Academic Pharmacy Now: 2018 Issue 5

Page 5

campus connection

Career Catalyst Past recipients of AACP’s New Investigator Award reflect on the doors that opened thanks to the research grant. By Kirsten F. Block, Ph.D.

For more than 30 years, AACP has provided seed funding for promising research faculty across the colleges of pharmacy. Although the grant program has gone by many names, what is currently the New Investigator Award (NIA) has maintained a common objective: to assist early-career pharmacy faculty in the development of an independent research program and provide a foundation for future extramural research funding success by enabling these faculty to generate preliminary data. Over this program’s tenure, the NIA has funded nearly 500 principal investigators across more than 100 colleges and schools of pharmacy. The breadth of research areas funded by the NIA runs the gamut from basic understanding of disease states and drug discovery to medication adherence to understanding and improving student learning experiences. The results of these projects are discussed in numerous journal articles, poster presentations and platform talks. However, because the NIA plays a fundamental role in the career development of its awardees, it would be impossible to reflect on 30 years of research without considering 30 years of career trajectories changed as a result of this program. Five former NIA recipients recently shed light on their experiences before, during and after receiving one of these coveted grant awards. The stories of former NIA recipients inevitably begin similarly. The award was their first as an independent investigator, but in their own words, the impact of that achievement cannot be overlooked. As a 2002 NIA recipient, Dr. Marcia Worley, professor and chair of pharmacy practice and science at The Ohio State University College of Pharmacy, described her experience receiving this award as a “confidence boost—peer reviewers in my discipline saw the value and scientific rigor of my research project. This was very important to me as a junior investigator.” Moreover, for many recipients, this award may have been one of their first, if not the first ever, grant submitted. Dr. Russell Melchert, dean and professor of pharmacology and toxicology at the University of Missouri–Kansas City

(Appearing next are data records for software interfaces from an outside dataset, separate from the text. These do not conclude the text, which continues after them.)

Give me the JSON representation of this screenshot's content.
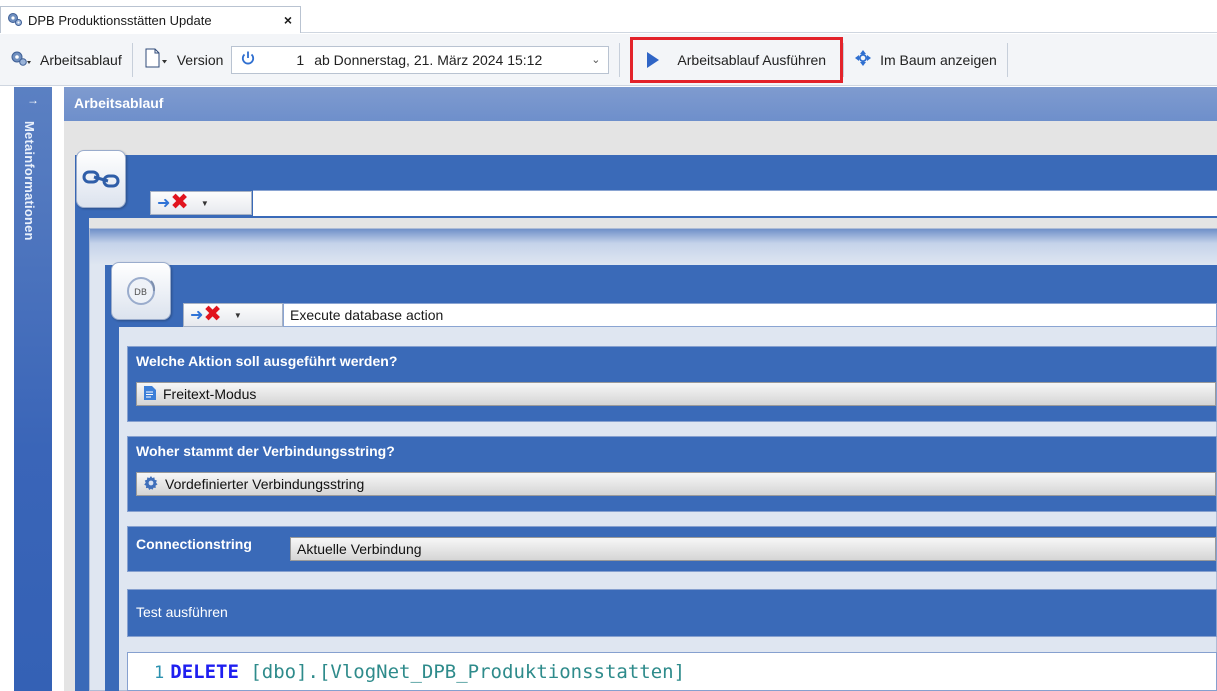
{
  "tab": {
    "title": "DPB Produktionsstätten Update",
    "close": "×"
  },
  "toolbar": {
    "workflow_label": "Arbeitsablauf",
    "version_label": "Version",
    "version_number": "1",
    "version_text": "ab Donnerstag, 21. März 2024 15:12",
    "run_label": "Arbeitsablauf Ausführen",
    "tree_label": "Im Baum anzeigen"
  },
  "sidebar": {
    "arrow": "→",
    "label": "Metainformationen"
  },
  "panel": {
    "header": "Arbeitsablauf"
  },
  "inner": {
    "action_name": "Execute database action"
  },
  "groups": {
    "action": {
      "title": "Welche Aktion soll ausgeführt werden?",
      "value": "Freitext-Modus"
    },
    "connection_source": {
      "title": "Woher stammt der Verbindungsstring?",
      "value": "Vordefinierter Verbindungsstring"
    },
    "connection_string": {
      "label": "Connectionstring",
      "value": "Aktuelle Verbindung"
    },
    "test": {
      "label": "Test ausführen"
    }
  },
  "code": {
    "line_number": "1",
    "keyword": "DELETE",
    "rest": "[dbo].[VlogNet_DPB_Produktionsstatten]"
  },
  "colors": {
    "accent": "#3a6ab8",
    "highlight_border": "#e3232b",
    "x_red": "#e1141e"
  }
}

School of Pharmacy and 1996 NIA recipient, described the NIA process as a jolt to his research career. “It helped me learn the entire grant submission process. I had previously submitted applications for predoctoral and postdoctoral fellowship awards, but never had submitted a full grant proposal as a principal investigator. The NIA was my first shot at grant submission, requiring me to go all the way from development of the hypothesis and specific aims through the approval process at the university and actual submission to AACP. Until researchers shepherd a grant all the way through this process, they cannot fully understand all that is required to be successful.”

A First Step in a Long Research Career Research is not necessarily known for taking a linear path, but while it may head in unanticipated directions, the research foundation established through early-career funding can help guide researchers along those many paths. “I received this award right after I earned my Ph.D. degree and started my faculty career,” explained 2005 NIA recipient Dr. Salisa Westrick, professor and head of health outcomes research and policy at Auburn University Harrison School of Pharmacy. “Building upon my dissertation, the NIAsupported project allowed me to explore an area related to sustainability and abandonment of immunization services. Using the findings of this NIA-supported study, I developed a model which continues to guide me when I plan an implementation research study.” Jennifer Martin, an associate librarian at The University of Arizona Health Sciences Library and primary liaison for the College of Pharmacy, echoed these sentiments about the lasting impact on ongoing research efforts. “This award really provided a foundation for me to build upon and served as a catalyst for my research. It gave me the opportunity to pursue my interest in the information literacy skill levels of pharmacy students and the impact of the embedded librarian model. Since then, I have been building off the work I completed and am utilizing my results to investigate the information-seeking behaviors of pharmacy students, faculty and staff.”

Academic Pharmacy NOW  2018 Issue 5